Sometimes the Court’s weariness with a dispute drips onto the page as in this description of an appeal from judgments entered after the trial court denied petitions “to vacate the most recent arbitration awards in a decade-long dispute pitting plaintiff against his brothers . . . “ One can hear the justices collectively sigh in a footnote reciting that the arbitrator “had issued awards concerning the parties in July 2005, September 2006, August 2008, May 2009, July 2010, and March 2011.”
Plaintiff had filed two petitions to vacate two 2012 awards. Plaintiff’s petitions failed, and so plaintiff appealed. The plaintiff’s chief argument on appeal was that the arbitrator had exceeded its powers by denying him a right to a complete review and inspection of records of various business entities.
However, the parties had submitted their entire dispute to the arbitrator, agreeing to arbitrate the disclosure of the entities’ documents. The submission agreement also covered future disputes over access to documents. And “parties may submit for decision issues they were not contractually compelled to submit to arbitration,” in which event courts look to “both the contract and to the scope of the submissions to determine the arbitrator’s authority.” Porter v. Golden Eagle Ins. Co., 43 Cal. App.4th 1282, 1291 (1996). By submitting the access issue to the arbitrator in 2009, the plaintiff recognized the arbitrator’s ongoing jurisdiction over the entities’ document production obligation.
Plaintiff had one last argument: failure to allow further access to documentation ran contrary to public policy, and therefore provided a ground for vacating the arbitrator’s award. Not so, said the Court of Appeal – plaintiff had been receiving copies, and whether he received copies or originals was not a public policy issue.

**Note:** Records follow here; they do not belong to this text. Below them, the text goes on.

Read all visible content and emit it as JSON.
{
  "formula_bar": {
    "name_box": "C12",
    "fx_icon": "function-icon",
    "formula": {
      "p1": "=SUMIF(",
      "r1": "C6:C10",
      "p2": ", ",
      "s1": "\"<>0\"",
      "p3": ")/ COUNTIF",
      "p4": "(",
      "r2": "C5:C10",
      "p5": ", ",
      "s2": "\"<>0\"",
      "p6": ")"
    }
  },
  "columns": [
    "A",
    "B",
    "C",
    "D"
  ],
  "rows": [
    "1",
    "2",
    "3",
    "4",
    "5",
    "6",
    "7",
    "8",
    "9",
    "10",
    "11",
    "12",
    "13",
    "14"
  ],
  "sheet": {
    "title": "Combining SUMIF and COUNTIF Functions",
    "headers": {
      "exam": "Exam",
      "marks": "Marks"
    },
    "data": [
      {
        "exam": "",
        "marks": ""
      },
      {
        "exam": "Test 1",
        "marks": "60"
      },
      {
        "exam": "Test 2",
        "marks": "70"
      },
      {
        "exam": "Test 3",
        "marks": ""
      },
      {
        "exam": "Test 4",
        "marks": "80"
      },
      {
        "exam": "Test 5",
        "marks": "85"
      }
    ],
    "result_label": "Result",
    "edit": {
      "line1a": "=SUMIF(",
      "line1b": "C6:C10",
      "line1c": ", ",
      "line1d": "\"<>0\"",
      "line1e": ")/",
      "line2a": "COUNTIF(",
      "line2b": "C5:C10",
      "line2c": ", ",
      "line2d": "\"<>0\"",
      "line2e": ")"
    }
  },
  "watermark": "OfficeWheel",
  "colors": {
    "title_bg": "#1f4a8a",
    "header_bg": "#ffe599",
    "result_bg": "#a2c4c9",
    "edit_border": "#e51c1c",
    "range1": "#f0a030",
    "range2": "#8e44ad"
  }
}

The Court of Appeal also noted that “plaintiff cites us to no case or statute that makes an ‘explicit expression of public policy’ “ behind the Corporation Code’s requirements of access to books and records. Perhaps so, though you and I can probably think of a host of public policy reasons for requiring that shareholders and partners shoud have access to business records.
NOTE: This is the second time I have reported on a case in which the arbitral forum was a Beth Din, a Jewish rabbinical court.